Make An Effort To Support and Connect With Your Struggling Teen
If you notice that your teen is experiencing anxiety that doesn’t fade away fairly quickly, you can try to connect with them. The Child Mind Institute suggests that the first step is to simply be present for your child and be empathetic to their issues. Parents need to walk a fine line when trying to connect with their adolescent on these types of issues because it is easy to come across as nagging or critical rather than supportive. Be ready to listen without judging or being dismissive and be sure to watch for positives from your teen and point those out.
Many anxious teens can benefit from learning some relaxation techniques or other strategies that can lessen their stress. The No Bullying site suggests teaching your adolescent to focus on their breathing when they feel anxious, encouraging them to breathe deeply, hold their breath for a few seconds, then exhale slowly. Repeating and practicing this can help them handle stress when it flares.
Another useful relaxation technique is progressive muscle relaxation, where you tense muscle groups for a few seconds and then relax them, working your way throughout the body. Guided imagery, where a teen focuses on a relaxing scene far away and recalls that scene when things get difficult, is another helpful relaxation technique and there are a variety of additional options that can provide anxious teens with much-needed support.
Don’t Dismiss The Need For Professional For Help
Addiction.com suggests reaching out for professional help when a teen is having a hard time with daily routines, where grades may drop, hygiene may change, or moods may become extreme.

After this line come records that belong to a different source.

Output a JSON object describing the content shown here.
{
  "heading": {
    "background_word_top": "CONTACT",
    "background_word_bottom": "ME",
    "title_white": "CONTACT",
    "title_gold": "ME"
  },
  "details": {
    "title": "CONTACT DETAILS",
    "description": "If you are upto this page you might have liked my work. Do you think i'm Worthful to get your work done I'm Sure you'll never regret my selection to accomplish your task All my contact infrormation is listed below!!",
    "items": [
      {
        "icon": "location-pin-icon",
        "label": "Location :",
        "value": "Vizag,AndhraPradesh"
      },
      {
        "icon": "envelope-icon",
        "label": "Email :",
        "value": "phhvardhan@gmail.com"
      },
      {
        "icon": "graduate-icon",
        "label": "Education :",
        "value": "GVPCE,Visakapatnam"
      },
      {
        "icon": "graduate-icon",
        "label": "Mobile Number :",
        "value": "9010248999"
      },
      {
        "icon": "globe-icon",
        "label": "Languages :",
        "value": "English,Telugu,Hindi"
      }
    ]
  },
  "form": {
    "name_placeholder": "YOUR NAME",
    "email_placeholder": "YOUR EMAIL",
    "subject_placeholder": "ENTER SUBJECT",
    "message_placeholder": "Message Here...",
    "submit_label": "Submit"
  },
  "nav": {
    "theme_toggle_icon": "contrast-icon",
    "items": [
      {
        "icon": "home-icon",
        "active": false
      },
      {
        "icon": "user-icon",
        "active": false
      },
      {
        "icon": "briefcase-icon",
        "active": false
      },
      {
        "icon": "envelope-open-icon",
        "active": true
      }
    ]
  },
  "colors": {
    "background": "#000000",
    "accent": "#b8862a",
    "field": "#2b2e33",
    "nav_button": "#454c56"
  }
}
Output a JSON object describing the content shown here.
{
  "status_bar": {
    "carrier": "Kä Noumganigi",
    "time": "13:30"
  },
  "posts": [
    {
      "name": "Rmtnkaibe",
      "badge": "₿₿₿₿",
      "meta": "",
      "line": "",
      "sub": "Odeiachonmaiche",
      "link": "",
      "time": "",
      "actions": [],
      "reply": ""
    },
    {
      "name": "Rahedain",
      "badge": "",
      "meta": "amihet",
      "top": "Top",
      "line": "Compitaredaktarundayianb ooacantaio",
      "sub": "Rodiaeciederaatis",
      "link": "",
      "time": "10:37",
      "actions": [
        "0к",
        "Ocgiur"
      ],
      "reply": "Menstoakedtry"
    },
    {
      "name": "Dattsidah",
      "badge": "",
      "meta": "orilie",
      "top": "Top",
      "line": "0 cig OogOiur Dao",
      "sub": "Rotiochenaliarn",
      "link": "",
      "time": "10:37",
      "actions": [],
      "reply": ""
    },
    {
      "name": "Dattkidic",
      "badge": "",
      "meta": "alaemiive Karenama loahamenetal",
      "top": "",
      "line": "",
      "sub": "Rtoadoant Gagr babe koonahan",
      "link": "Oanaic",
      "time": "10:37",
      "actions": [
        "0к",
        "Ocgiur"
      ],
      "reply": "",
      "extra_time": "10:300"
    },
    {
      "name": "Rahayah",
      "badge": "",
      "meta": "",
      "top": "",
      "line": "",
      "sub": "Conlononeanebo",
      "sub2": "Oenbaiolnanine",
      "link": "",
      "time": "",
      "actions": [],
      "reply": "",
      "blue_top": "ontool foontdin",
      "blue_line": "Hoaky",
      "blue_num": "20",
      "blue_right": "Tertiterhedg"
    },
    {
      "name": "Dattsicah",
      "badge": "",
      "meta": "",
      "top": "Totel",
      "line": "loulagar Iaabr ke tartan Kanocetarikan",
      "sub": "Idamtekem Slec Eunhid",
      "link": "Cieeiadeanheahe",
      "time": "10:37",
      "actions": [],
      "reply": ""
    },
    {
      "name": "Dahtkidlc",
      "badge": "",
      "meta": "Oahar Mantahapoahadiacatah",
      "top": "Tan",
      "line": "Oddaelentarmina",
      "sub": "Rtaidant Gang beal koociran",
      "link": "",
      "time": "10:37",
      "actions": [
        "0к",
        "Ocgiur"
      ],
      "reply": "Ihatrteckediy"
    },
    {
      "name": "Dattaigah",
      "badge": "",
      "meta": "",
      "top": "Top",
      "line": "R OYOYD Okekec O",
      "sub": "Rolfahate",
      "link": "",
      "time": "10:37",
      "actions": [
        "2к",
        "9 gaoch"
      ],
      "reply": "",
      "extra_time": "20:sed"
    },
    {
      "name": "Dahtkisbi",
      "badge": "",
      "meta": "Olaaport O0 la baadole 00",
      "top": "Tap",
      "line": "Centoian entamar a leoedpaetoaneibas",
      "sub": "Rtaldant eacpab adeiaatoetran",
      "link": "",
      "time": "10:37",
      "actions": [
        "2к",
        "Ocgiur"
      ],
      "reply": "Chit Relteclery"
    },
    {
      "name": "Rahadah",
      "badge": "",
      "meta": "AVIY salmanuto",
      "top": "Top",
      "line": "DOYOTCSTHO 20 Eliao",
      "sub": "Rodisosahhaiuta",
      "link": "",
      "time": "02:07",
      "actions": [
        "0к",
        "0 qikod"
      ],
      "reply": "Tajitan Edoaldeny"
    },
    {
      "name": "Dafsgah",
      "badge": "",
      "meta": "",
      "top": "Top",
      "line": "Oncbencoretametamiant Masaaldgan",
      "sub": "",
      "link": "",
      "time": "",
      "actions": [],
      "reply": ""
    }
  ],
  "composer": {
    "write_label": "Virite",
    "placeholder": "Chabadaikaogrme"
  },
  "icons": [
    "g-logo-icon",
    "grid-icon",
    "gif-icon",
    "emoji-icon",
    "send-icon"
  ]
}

Certainly, if an adolescent is considering harming himself or making threats toward others, outside help is necessary. In addition, if things progress to a point where as a parent you aren’t sure how to help, a professional’s assistance can be quite useful.
Adolescent anxiety can be an overwhelming battle, but families should not give up hope that things can be turned around. Parents should work on connecting with their teen and helping them learn helpful relaxation techniques, and they shouldn’t shy away from reaching out for professional help when anxiety is impacting a teen’s day-to-day routine to a significant extent. Anxiety disorders can take a significant toll on a family, but help is available and progress can be made to help a teen feel confident and comfortable again.
[Image by Pixabay]
Author: Noah Smith